There are two sides to every tattoo story: the tale how how you got it, and the tale of why. Most days, I prefer to explain the how: Right after high school, my best friend Christian moved to Austin to join the AmeriCorps and I hitched a ride down there just for the adventure of it.
After midnight, bored on 6th Street and too young to drink, I decided to get a tattoo. We picked a shop at random and I explained my concept, forcing the artist to draw and redraw the stencil until he came up with something to my liking. (Side note: Don’t ever do that, especially with a piece this big. I could have been mangled.)
The concept isn’t as sophisticated as 18-year-old Sarah Kelly thought, but the work is good enough.

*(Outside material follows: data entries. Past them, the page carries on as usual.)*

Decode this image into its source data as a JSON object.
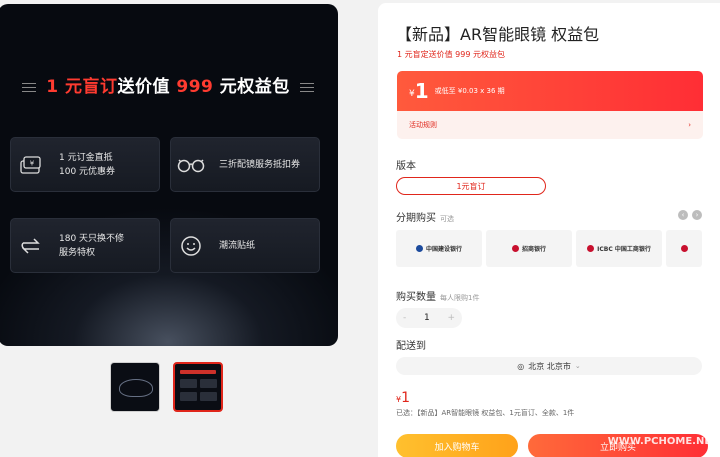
{
  "promo": {
    "headline_red1": "1 元盲订",
    "headline_white1": "送价值 ",
    "headline_red2": "999",
    "headline_white2": " 元权益包",
    "cards": [
      {
        "icon": "coupon-icon",
        "line1": "1 元订金直抵",
        "line2": "100 元优惠券"
      },
      {
        "icon": "glasses-icon",
        "line1": "三折配镜服务抵扣券",
        "line2": ""
      },
      {
        "icon": "exchange-icon",
        "line1": "180 天只换不修",
        "line2": "服务特权"
      },
      {
        "icon": "smiley-icon",
        "line1": "潮流贴纸",
        "line2": ""
      }
    ]
  },
  "product": {
    "title": "【新品】AR智能眼镜 权益包",
    "subtitle": "1 元盲定送价值 999 元权益包",
    "price_yen": "¥",
    "price": "1",
    "installment": "或低至 ¥0.03 x 36 期",
    "rules_label": "活动规则",
    "rules_arrow": "›"
  },
  "version": {
    "label": "版本",
    "option": "1元盲订"
  },
  "installments": {
    "label": "分期购买",
    "hint": "可选",
    "banks": [
      {
        "name": "中国建设银行"
      },
      {
        "name": "招商银行"
      },
      {
        "name": "ICBC 中国工商银行"
      },
      {
        "name": ""
      }
    ]
  },
  "quantity": {
    "label": "购买数量",
    "hint": "每人限购1件",
    "value": "1",
    "minus": "-",
    "plus": "+"
  },
  "delivery": {
    "label": "配送到",
    "location": "北京  北京市",
    "chevron": "⌄"
  },
  "summary": {
    "yen": "¥",
    "price": "1",
    "selected": "已选：【新品】AR智能眼镜 权益包、1元盲订、全款、1件"
  },
  "actions": {
    "cart": "加入购物车",
    "buy": "立即购买"
  },
  "watermark": "WWW.PCHOME.NET"
}
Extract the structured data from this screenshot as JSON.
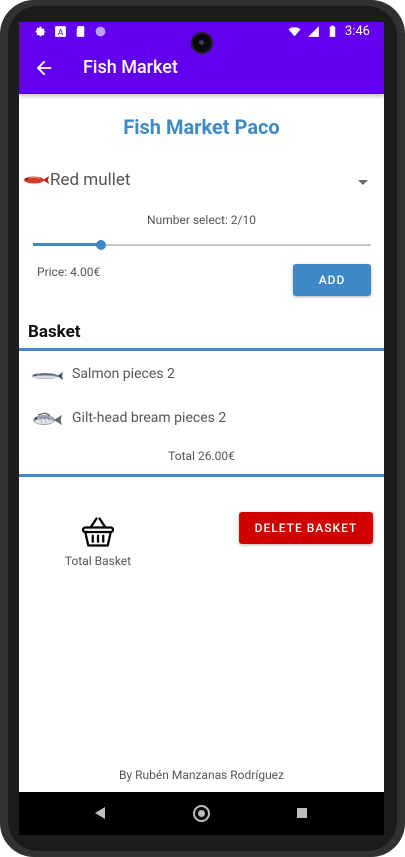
{
  "status_bar": {
    "time": "3:46",
    "icons": [
      "gear-icon",
      "a-icon",
      "sd-card-icon",
      "circle-icon",
      "wifi-icon",
      "signal-icon",
      "battery-icon"
    ]
  },
  "app_bar": {
    "title": "Fish Market",
    "color": "#6200ee"
  },
  "main": {
    "shop_title": "Fish Market Paco",
    "fish_select": {
      "value": "Red mullet"
    },
    "number_select_text": "Number select: 2/10",
    "slider": {
      "value": 2,
      "max": 10
    },
    "price_text": "Price: 4.00€",
    "add_button_label": "ADD"
  },
  "basket": {
    "title": "Basket",
    "items": [
      {
        "label": "Salmon pieces 2",
        "icon": "salmon-icon"
      },
      {
        "label": "Gilt-head bream pieces 2",
        "icon": "bream-icon"
      }
    ],
    "total_text": "Total 26.00€"
  },
  "actions": {
    "total_basket_label": "Total Basket",
    "delete_button_label": "DELETE BASKET"
  },
  "footer": {
    "author": "By Rubén Manzanas Rodríguez"
  },
  "colors": {
    "accent": "#3f8ac6",
    "danger": "#d00000",
    "app_bar": "#6200ee"
  }
}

I thought about having it removed, or at least covering it with makeup for my wedding, but I couldn’t — because of the why.
“Sweet dreams and flying machines” is a line from James Taylor’s song “Fire and Rain.”
Since 2003, the song has been inextricably tied in my brain to the death of Tyler Kirk.
Tyler was a musician and the second funniest person I knew. His girlfriend, my best friend Jill, was the funniest.
On Jan. 30, 2003, I stopped by his locker after school to say hi and check out his stuffed Jerry Garcia doll, which he’d carried with from class to class. Or maybe I had borrowed it for the afternoon and stopped by to return it. I can’t remember exactly.
But I remember with absolute clarity that he smiled. He laughed and joked and waved before he walked away to catch his bus. A few hours later, he was dead from a self-inflicted gun shot.
And all my brain could do was repeat it: Sweet dreams and flying machines in pieces on the ground.
The day they buried him with the Jerry Garcia doll, I put those lyrics in my away message on AIM. (Is it OK to laugh at that now?)
I don’t know if I would have stayed friends with Tyler, if he would have liked the sports-nut sorority girl I grew up to be, or if I would have liked the person he grew up to be. He doesn’t have the benefit of aging past age 14.
But I do know that he saved me.
Watching so many people’s worlds fall apart at the news of his death made it impossible to ignore the fact that somebody gives a shit about me. Somebody would notice if I just ceased to exist.
With three half-assed junior high suicide attempts already on my record, I decided to just go ahead and live. Because, frankly, suicide is a dick move.
And that’s what I remember every time I glance down at my arm. I could have just tattooed “People gave a shit about Tyler and they give a shit about you, so maybe try not to die today,” but I thought the plane looked cooler.
And every year, on Jan. 30, I swear my tattoo burns exactly like it did the night it was etched into my arm.
So hey, if you’re having a hard time: Please know that there’s help out there. People want you to stay alive, and things don’t have to be this hard forever. Talk to someone. If you’re not sure where to start, try the Suicide Prevention Resource Center.